Aussie band King Cannons are happy to sit back and let modern music die. Lead singer, Luke Yeoward, tells us about the inspiration behind your new favourite band.
Inked: Do you have a first magical musical memory?
Luke Yeoward: Yeah I do. I remember really, really loving Icehouse and that song ‘Electric Blue’. I used to have to listen to that song, when I was three or four, every night before I went to sleep. I had a little tape player and my mum used to put it on repeat and it used to keep playing, flip the tape and rewind, and keep going ’til I fell asleep. And then of course a couple of years later I went through the Michael Jackson phase and used to bounce around on the kitchen floor in my socks just being an idiot really. So I feel like I’ve always been doing it.
Love it! Icehouse! Yeah, still to this day! What a fucking great pop song.
Where did your passion for music come from? I think my first breath of oxygen is where it started, but it’s something that has always been instilled in me – fortunately and unfortunately – I’ve never been able to escape from it. It’s something I have always done and will most likely always do. [Sings] I was born this way.
What was it like making the King Cannons debut album? Was it a hard process? Yes and no. It’s not hard in comparison to what some people do. It’s not like laying bricks, it wasn’t that hard, but we had our trials and tribulations. I think it was mentally demanding. Especially when you’re steering the ship creatively, but it was fun. I started writing at the beginning of 2011 and it took me a couple of months and then we started laying down demos and figured out which songs we wanted to have produced on the record. It was pretty hard; we had a producer that was fantastic at capturing our song live, but it meant that our rhythm section had to be really tight and, of course, our drummer Josh was struggling a little through that process so I had to let him go and we got a new drummer at the start of the year, then laid down a few more tracks, one of which being the title track for the new album ‘The Brightest Light’. Dan McKay, who plays in The Nation Blue, has joined the band, that’s where we are at now, but ups and downs and little chips off the boulder falling off eventually formed a nice sculpture, I think.
You’ve always been a consumer of music. What influenced this album the most? It’s really hard to pinpoint one specific thing because I remember sitting in my room and every day I’d be reading a different book, or listening to a different record, or watching something. Being a sponge for all this different music and things other artists have done it. I really try to educate myself when it comes to song writing. If I was to say a couple of things I’d say soul music, especially Strum ’60s and modern day stuff as well. I’d say obviously rhythm and blues and rock ‘n’ roll and such, but that’s a given. Folk and country, and lastly, Jamaican music. It’s just trying to be influenced by all those things and still produce something that sounds like King Cannons, you know? I think I put my personal story on all of those genres and see them in my own way. That’s king of the result.
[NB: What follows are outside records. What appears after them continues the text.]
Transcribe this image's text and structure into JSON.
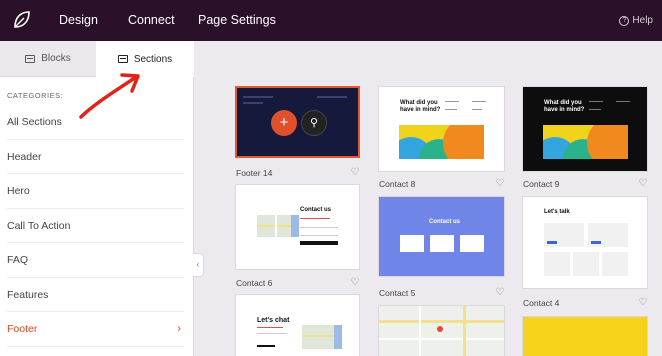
{
  "topbar": {
    "logo_icon": "leaf-logo-icon",
    "nav": [
      "Design",
      "Connect",
      "Page Settings"
    ],
    "help_label": "Help",
    "background": "#2a1029"
  },
  "sidebar": {
    "tabs": [
      {
        "label": "Blocks",
        "icon": "blocks-icon",
        "active": false
      },
      {
        "label": "Sections",
        "icon": "sections-icon",
        "active": true
      }
    ],
    "categories_label": "CATEGORIES:",
    "categories": [
      {
        "label": "All Sections"
      },
      {
        "label": "Header"
      },
      {
        "label": "Hero"
      },
      {
        "label": "Call To Action"
      },
      {
        "label": "FAQ"
      },
      {
        "label": "Features"
      },
      {
        "label": "Footer",
        "active": true
      }
    ],
    "accent": "#d9451c"
  },
  "sections": [
    {
      "caption": "Footer 14",
      "selected": true
    },
    {
      "caption": "Contact 8",
      "heading": "What did you have in mind?"
    },
    {
      "caption": "Contact 9",
      "heading": "What did you have in mind?"
    },
    {
      "caption": "Contact 6",
      "heading": "Contact us"
    },
    {
      "caption": "Contact 5",
      "heading": "Contact us"
    },
    {
      "caption": "Contact 4",
      "heading": "Let's talk"
    },
    {
      "caption": "",
      "heading": "Let's chat"
    },
    {
      "caption": ""
    },
    {
      "caption": ""
    }
  ]
}
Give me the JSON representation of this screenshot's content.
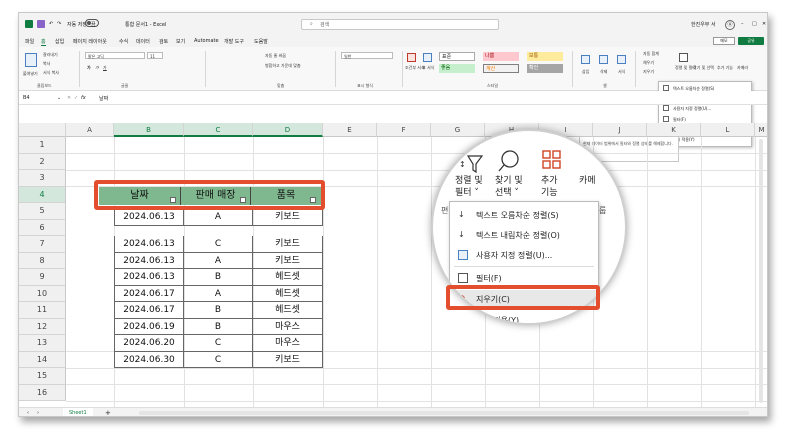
{
  "titlebar": {
    "quick_access": "자동 저장",
    "toggle_state": "끔",
    "doc_title": "통합 문서1 - Excel",
    "search_placeholder": "검색",
    "user_name": "한진우부 서",
    "avatar_initial": "Ⓐ",
    "minimize": "–",
    "restore": "□",
    "close": "✕"
  },
  "menu": {
    "tabs": [
      "파일",
      "홈",
      "삽입",
      "페이지 레이아웃",
      "수식",
      "데이터",
      "검토",
      "보기",
      "Automate",
      "개발 도구",
      "도움말"
    ],
    "active_tab": "홈",
    "memo_button": "메모",
    "share_button": "공유"
  },
  "ribbon": {
    "clipboard": {
      "paste": "붙여넣기",
      "cut": "잘라내기",
      "copy": "복사",
      "format_painter": "서식 복사",
      "group": "클립보드"
    },
    "font": {
      "font_name": "맑은 고딕",
      "font_size": "11",
      "bold": "가",
      "italic": "가",
      "underline": "가",
      "group": "글꼴"
    },
    "alignment": {
      "wrap": "자동 줄 바꿈",
      "merge": "병합하고 가운데 맞춤",
      "group": "맞춤"
    },
    "number": {
      "format": "일반",
      "group": "표시 형식"
    },
    "styles": {
      "conditional": "조건부 서식",
      "table": "표 서식",
      "normal": "표준",
      "bad": "나쁨",
      "good": "보통",
      "neutral": "좋음",
      "calc": "계산",
      "check": "확인",
      "group": "스타일"
    },
    "cells": {
      "insert": "삽입",
      "delete": "삭제",
      "format": "서식",
      "group": "셀"
    },
    "editing": {
      "autosum": "자동 합계",
      "fill": "채우기",
      "clear": "지우기",
      "sort_filter": "정렬 및 필터",
      "find": "찾기 및 선택",
      "addins": "추가 기능",
      "camera": "카메라",
      "group": "편집"
    }
  },
  "mini_menu": {
    "items": [
      "텍스트 오름차순 정렬(S)",
      "텍스트 내림차순 정렬(O)",
      "사용자 지정 정렬(U)...",
      "필터(F)",
      "지우기(C)",
      "다시 적용(Y)"
    ]
  },
  "tooltip": {
    "title": "지우기",
    "body": "현재 데이터 범위에서 필터와 정렬 상태를 해제합니다."
  },
  "formula_bar": {
    "name_box": "B4",
    "fx": "fx",
    "value": "날짜"
  },
  "grid": {
    "columns": [
      "A",
      "B",
      "C",
      "D",
      "E",
      "F",
      "G",
      "H",
      "I",
      "J",
      "K",
      "L",
      "M"
    ],
    "rows": [
      "1",
      "2",
      "3",
      "4",
      "5",
      "6",
      "7",
      "8",
      "9",
      "10",
      "11",
      "12",
      "13",
      "14",
      "15",
      "16"
    ],
    "headers": [
      "날짜",
      "판매 매장",
      "품목"
    ],
    "data": [
      [
        "2024.06.13",
        "A",
        "키보드"
      ],
      [
        "2024.06.13",
        "C",
        "키보드"
      ],
      [
        "2024.06.13",
        "A",
        "키보드"
      ],
      [
        "2024.06.13",
        "B",
        "헤드셋"
      ],
      [
        "2024.06.17",
        "A",
        "헤드셋"
      ],
      [
        "2024.06.17",
        "B",
        "헤드셋"
      ],
      [
        "2024.06.19",
        "B",
        "마우스"
      ],
      [
        "2024.06.20",
        "C",
        "마우스"
      ],
      [
        "2024.06.30",
        "C",
        "키보드"
      ]
    ]
  },
  "magnifier": {
    "sort_filter_label1": "정렬 및",
    "sort_filter_label2": "필터 ˅",
    "find_label1": "찾기 및",
    "find_label2": "선택 ˅",
    "addins_label1": "추가",
    "addins_label2": "기능",
    "camera_label": "카메",
    "editing_group": "편집",
    "menu_items": [
      "텍스트 오름차순 정렬(S)",
      "텍스트 내림차순 정렬(O)",
      "사용자 지정 정렬(U)...",
      "필터(F)",
      "지우기(C)",
      "다시 적용(Y)"
    ],
    "highlighted": "지우기(C)",
    "side_fragment": "룹",
    "left_fragment": "럼"
  },
  "status": {
    "sheet_name": "Sheet1",
    "add_sheet": "+"
  },
  "colors": {
    "excel_green": "#107c41",
    "header_fill": "#7fb78f",
    "highlight_red": "#e34f2e"
  }
}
So what was your first? My first tattoo was a skull and crossbones with a banner on my back that stood for ‘Hamilton Pirate Movement’, which was my punk rock gang of friends that I was in when I was 16.
The reason why I have so many tattoos is because I have been lucky enough to have friends who are tattoo artists and if I like a person, then I’ll get tattooed by them. It’s usually because they make it affordable for me and it’s usually ‘I’ll advertise your work and you tattoo me for free’ [laughs]. And that’s it. I can’t really afford to get tattoos and I’ve had good friends who have hooked me up. Like when Rose Hardy would tattoo me I would go in and clean and sterilise all her equipment for her and it would take me an hour so she’d pay me by doing an hour’s work on me. We’ve known each for ages. Or when I was working at Green Lotus for a while Dan Power, who is now in Perth, he tattooed my whole back for me because I booked in all his jobs and cleaned all his stuff for him. We just got on really we and so he was like “Hey lets put a huge fucking tiger on your back. What do you think about that?” and I was like “Sure that sounds fantastic, lets spend the next year doing that.” That being said, as much as I love tattoos, tattoos don’t mean much to me and if I had the choice now I would quite happily have none.
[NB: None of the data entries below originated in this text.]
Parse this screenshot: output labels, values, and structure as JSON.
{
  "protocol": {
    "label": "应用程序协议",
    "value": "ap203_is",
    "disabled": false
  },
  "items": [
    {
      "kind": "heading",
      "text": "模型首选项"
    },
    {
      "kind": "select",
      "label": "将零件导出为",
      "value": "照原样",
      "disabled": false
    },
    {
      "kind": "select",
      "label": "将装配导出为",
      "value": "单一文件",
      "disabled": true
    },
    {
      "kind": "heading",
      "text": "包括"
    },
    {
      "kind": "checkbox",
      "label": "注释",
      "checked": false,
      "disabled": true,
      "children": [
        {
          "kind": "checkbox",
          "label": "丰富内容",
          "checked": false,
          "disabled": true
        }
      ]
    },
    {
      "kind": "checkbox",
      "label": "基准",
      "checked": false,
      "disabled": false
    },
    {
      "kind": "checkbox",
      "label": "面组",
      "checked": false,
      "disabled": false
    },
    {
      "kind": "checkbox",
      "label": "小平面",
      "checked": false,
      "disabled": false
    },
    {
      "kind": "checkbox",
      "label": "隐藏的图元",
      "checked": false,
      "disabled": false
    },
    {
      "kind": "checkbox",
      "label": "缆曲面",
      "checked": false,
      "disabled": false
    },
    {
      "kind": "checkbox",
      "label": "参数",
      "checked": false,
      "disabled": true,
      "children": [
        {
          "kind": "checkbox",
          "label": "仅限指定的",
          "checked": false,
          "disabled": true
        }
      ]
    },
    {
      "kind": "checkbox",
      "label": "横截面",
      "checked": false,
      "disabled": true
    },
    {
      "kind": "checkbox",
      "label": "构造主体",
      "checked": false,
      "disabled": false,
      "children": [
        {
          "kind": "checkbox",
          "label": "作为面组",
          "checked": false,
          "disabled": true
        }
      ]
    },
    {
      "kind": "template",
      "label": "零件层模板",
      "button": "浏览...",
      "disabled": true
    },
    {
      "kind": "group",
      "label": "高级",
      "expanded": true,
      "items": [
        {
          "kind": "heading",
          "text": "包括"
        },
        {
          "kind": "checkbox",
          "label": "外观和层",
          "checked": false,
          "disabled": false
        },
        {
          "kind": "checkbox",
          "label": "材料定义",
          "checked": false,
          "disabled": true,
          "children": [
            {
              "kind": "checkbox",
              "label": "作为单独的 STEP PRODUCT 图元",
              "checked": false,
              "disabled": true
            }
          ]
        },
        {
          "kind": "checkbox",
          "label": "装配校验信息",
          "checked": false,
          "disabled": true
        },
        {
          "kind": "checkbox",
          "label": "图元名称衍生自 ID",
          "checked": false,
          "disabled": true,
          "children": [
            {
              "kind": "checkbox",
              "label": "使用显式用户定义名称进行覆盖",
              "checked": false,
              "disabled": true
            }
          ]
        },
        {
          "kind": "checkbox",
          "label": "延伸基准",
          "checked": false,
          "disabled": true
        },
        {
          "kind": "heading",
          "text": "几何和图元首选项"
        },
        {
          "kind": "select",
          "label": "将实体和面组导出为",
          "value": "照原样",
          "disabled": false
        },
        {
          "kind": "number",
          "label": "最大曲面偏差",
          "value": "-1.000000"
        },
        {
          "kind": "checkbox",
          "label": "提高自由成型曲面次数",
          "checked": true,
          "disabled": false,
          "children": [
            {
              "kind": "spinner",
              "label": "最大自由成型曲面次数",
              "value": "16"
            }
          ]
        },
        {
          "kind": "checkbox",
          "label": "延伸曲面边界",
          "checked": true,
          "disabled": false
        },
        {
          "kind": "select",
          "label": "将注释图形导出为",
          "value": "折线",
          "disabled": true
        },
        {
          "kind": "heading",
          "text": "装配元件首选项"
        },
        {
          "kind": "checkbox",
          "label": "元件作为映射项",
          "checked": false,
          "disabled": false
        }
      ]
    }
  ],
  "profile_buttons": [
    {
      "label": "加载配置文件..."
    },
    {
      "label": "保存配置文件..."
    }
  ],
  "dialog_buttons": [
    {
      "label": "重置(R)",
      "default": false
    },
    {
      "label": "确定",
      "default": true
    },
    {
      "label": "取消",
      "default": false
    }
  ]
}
Would you get any tattoos removed?If I had less I would get some removed, but when you are completely covered then where do you start? It’s like you have a really dirty floor and you get the bleach out and you start with this one little patch and all of a sudden it is like I’ve got this white spot on my floor and you have to make the whole floor white or it will look pretty fucking stupid, you know?
Is there one that’s the most significant on a body covered with tattoos? Well, there is a bunch, but I have a key on my thumb that is kind of important as my wife has the locket on her arm. So that’s kind of nice and significant.
words by Vanessa Morgan